[Interface dataset entries]
^^^^

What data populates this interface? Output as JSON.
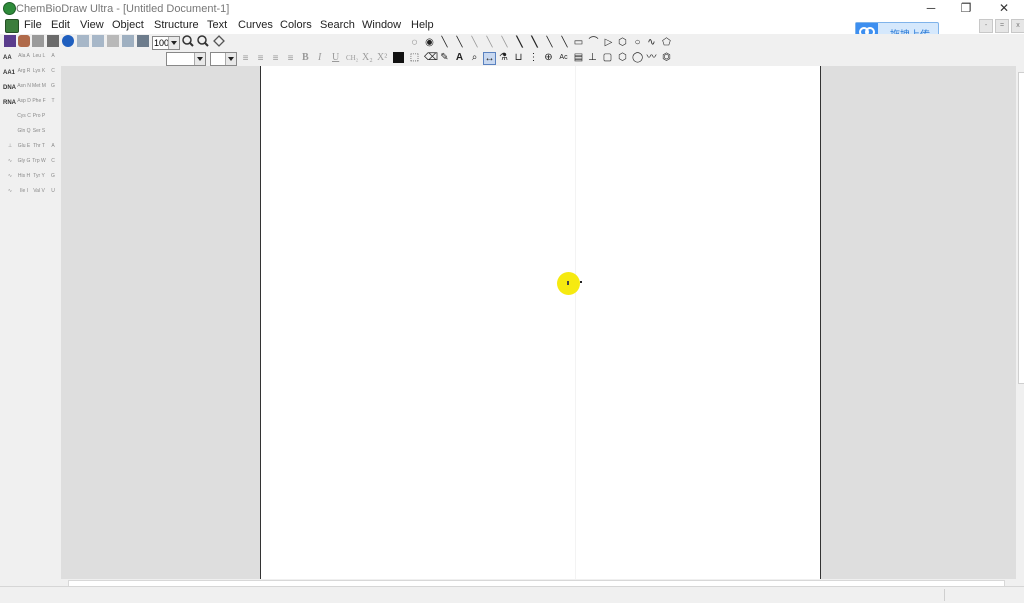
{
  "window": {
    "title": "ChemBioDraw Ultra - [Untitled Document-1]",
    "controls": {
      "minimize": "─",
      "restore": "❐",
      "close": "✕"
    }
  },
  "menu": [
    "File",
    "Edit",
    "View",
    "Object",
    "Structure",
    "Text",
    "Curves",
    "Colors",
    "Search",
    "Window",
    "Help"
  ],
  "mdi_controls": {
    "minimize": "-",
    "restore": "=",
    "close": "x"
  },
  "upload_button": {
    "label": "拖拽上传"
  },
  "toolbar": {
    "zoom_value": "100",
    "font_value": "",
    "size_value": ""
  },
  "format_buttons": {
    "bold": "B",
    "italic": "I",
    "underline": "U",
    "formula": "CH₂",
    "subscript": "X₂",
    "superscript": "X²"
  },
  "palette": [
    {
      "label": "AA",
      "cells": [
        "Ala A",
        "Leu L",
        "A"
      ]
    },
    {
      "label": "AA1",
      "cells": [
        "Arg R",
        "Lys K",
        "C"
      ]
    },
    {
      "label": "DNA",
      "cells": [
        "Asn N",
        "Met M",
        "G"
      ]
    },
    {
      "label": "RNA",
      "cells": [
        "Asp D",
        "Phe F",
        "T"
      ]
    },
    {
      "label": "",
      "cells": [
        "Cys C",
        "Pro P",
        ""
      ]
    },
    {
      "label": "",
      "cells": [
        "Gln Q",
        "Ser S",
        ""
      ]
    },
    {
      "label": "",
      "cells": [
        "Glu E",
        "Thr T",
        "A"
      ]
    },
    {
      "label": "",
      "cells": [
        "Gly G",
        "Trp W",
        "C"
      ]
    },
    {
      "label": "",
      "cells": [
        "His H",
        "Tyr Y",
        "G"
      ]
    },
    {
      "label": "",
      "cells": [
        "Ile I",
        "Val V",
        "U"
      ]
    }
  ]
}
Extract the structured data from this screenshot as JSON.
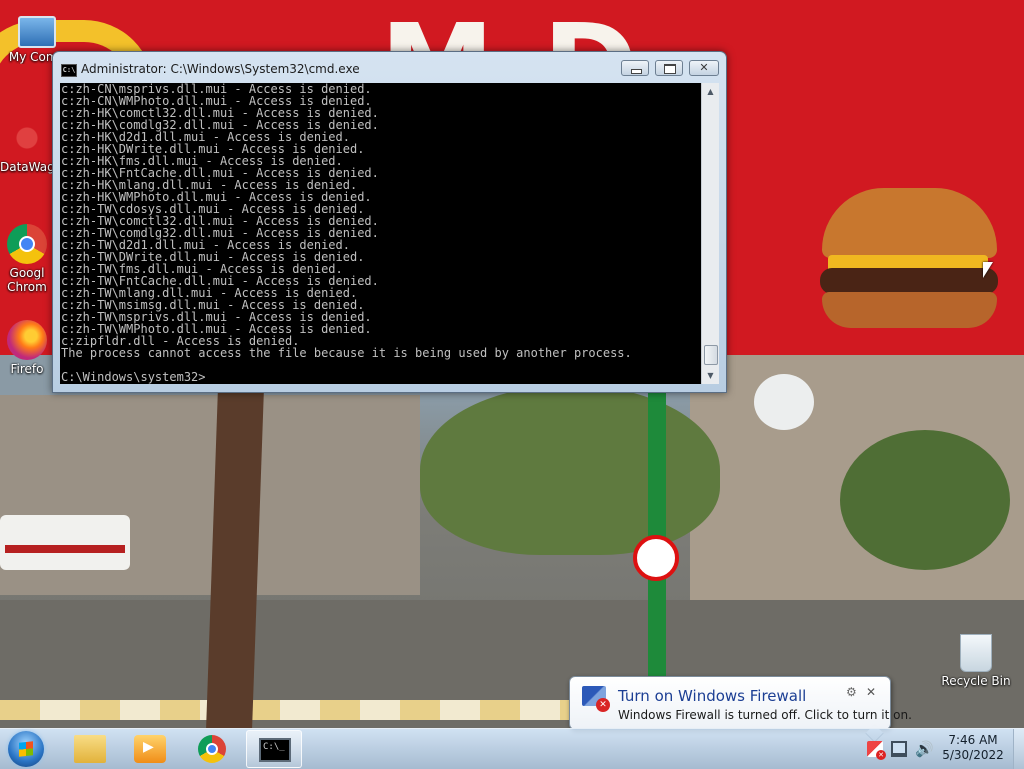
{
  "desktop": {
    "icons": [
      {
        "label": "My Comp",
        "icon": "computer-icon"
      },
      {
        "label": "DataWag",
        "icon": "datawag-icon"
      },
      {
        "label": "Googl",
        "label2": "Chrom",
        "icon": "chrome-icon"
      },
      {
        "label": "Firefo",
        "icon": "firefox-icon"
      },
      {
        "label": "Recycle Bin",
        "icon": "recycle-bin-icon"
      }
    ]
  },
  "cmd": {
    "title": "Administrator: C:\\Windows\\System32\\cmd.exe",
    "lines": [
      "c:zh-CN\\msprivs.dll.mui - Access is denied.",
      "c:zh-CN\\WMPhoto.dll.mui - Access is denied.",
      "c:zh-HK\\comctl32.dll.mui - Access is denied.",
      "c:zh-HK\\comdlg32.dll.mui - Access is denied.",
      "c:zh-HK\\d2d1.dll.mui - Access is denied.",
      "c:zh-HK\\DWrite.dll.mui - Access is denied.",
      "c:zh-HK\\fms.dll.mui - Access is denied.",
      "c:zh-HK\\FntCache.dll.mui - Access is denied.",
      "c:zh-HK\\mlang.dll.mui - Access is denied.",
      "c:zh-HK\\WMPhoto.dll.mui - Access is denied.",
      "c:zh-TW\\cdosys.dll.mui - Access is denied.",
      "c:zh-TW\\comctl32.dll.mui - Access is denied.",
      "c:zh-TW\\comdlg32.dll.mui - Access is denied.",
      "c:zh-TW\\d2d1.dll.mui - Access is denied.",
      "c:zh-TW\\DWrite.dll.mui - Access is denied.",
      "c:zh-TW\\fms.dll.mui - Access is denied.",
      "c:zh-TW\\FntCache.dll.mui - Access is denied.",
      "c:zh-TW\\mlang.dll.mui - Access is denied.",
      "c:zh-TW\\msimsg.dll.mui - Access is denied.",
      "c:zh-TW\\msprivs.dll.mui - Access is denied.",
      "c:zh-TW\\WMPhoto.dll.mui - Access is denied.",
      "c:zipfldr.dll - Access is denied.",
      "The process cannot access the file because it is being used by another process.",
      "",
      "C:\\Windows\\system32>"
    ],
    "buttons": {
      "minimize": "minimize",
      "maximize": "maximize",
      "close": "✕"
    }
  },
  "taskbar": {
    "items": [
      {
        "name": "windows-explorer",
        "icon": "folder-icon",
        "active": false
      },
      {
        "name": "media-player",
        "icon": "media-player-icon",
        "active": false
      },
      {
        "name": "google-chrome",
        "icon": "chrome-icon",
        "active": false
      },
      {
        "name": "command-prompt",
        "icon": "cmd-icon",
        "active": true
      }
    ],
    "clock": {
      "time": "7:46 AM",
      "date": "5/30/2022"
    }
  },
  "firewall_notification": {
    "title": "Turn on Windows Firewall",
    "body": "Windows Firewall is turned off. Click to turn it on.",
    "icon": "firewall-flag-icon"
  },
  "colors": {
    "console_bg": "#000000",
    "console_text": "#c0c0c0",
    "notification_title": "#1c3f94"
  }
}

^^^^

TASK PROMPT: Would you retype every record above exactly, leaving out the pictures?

RESPONSE BELOW:
What data populates this interface? Output as JSON.
{
  "window": {
    "title": "ChemBioDraw Ultra - [Untitled Document-1]",
    "controls": {
      "minimize": "─",
      "restore": "❐",
      "close": "✕"
    }
  },
  "menu": [
    "File",
    "Edit",
    "View",
    "Object",
    "Structure",
    "Text",
    "Curves",
    "Colors",
    "Search",
    "Window",
    "Help"
  ],
  "mdi_controls": {
    "minimize": "-",
    "restore": "=",
    "close": "x"
  },
  "upload_button": {
    "label": "拖拽上传"
  },
  "toolbar": {
    "zoom_value": "100",
    "font_value": "",
    "size_value": ""
  },
  "format_buttons": {
    "bold": "B",
    "italic": "I",
    "underline": "U",
    "formula": "CH₂",
    "subscript": "X₂",
    "superscript": "X²"
  },
  "palette": [
    {
      "label": "AA",
      "cells": [
        "Ala A",
        "Leu L",
        "A"
      ]
    },
    {
      "label": "AA1",
      "cells": [
        "Arg R",
        "Lys K",
        "C"
      ]
    },
    {
      "label": "DNA",
      "cells": [
        "Asn N",
        "Met M",
        "G"
      ]
    },
    {
      "label": "RNA",
      "cells": [
        "Asp D",
        "Phe F",
        "T"
      ]
    },
    {
      "label": "",
      "cells": [
        "Cys C",
        "Pro P",
        ""
      ]
    },
    {
      "label": "",
      "cells": [
        "Gln Q",
        "Ser S",
        ""
      ]
    },
    {
      "label": "",
      "cells": [
        "Glu E",
        "Thr T",
        "A"
      ]
    },
    {
      "label": "",
      "cells": [
        "Gly G",
        "Trp W",
        "C"
      ]
    },
    {
      "label": "",
      "cells": [
        "His H",
        "Tyr Y",
        "G"
      ]
    },
    {
      "label": "",
      "cells": [
        "Ile I",
        "Val V",
        "U"
      ]
    }
  ]
}
Extract the structured data from this screenshot as JSON.
{
  "desktop": {
    "icons": [
      {
        "label": "My Comp",
        "icon": "computer-icon"
      },
      {
        "label": "DataWag",
        "icon": "datawag-icon"
      },
      {
        "label": "Googl",
        "label2": "Chrom",
        "icon": "chrome-icon"
      },
      {
        "label": "Firefo",
        "icon": "firefox-icon"
      },
      {
        "label": "Recycle Bin",
        "icon": "recycle-bin-icon"
      }
    ]
  },
  "cmd": {
    "title": "Administrator: C:\\Windows\\System32\\cmd.exe",
    "lines": [
      "c:zh-CN\\msprivs.dll.mui - Access is denied.",
      "c:zh-CN\\WMPhoto.dll.mui - Access is denied.",
      "c:zh-HK\\comctl32.dll.mui - Access is denied.",
      "c:zh-HK\\comdlg32.dll.mui - Access is denied.",
      "c:zh-HK\\d2d1.dll.mui - Access is denied.",
      "c:zh-HK\\DWrite.dll.mui - Access is denied.",
      "c:zh-HK\\fms.dll.mui - Access is denied.",
      "c:zh-HK\\FntCache.dll.mui - Access is denied.",
      "c:zh-HK\\mlang.dll.mui - Access is denied.",
      "c:zh-HK\\WMPhoto.dll.mui - Access is denied.",
      "c:zh-TW\\cdosys.dll.mui - Access is denied.",
      "c:zh-TW\\comctl32.dll.mui - Access is denied.",
      "c:zh-TW\\comdlg32.dll.mui - Access is denied.",
      "c:zh-TW\\d2d1.dll.mui - Access is denied.",
      "c:zh-TW\\DWrite.dll.mui - Access is denied.",
      "c:zh-TW\\fms.dll.mui - Access is denied.",
      "c:zh-TW\\FntCache.dll.mui - Access is denied.",
      "c:zh-TW\\mlang.dll.mui - Access is denied.",
      "c:zh-TW\\msimsg.dll.mui - Access is denied.",
      "c:zh-TW\\msprivs.dll.mui - Access is denied.",
      "c:zh-TW\\WMPhoto.dll.mui - Access is denied.",
      "c:zipfldr.dll - Access is denied.",
      "The process cannot access the file because it is being used by another process.",
      "",
      "C:\\Windows\\system32>"
    ],
    "buttons": {
      "minimize": "minimize",
      "maximize": "maximize",
      "close": "✕"
    }
  },
  "taskbar": {
    "items": [
      {
        "name": "windows-explorer",
        "icon": "folder-icon",
        "active": false
      },
      {
        "name": "media-player",
        "icon": "media-player-icon",
        "active": false
      },
      {
        "name": "google-chrome",
        "icon": "chrome-icon",
        "active": false
      },
      {
        "name": "command-prompt",
        "icon": "cmd-icon",
        "active": true
      }
    ],
    "clock": {
      "time": "7:46 AM",
      "date": "5/30/2022"
    }
  },
  "firewall_notification": {
    "title": "Turn on Windows Firewall",
    "body": "Windows Firewall is turned off. Click to turn it on.",
    "icon": "firewall-flag-icon"
  },
  "colors": {
    "console_bg": "#000000",
    "console_text": "#c0c0c0",
    "notification_title": "#1c3f94"
  }
}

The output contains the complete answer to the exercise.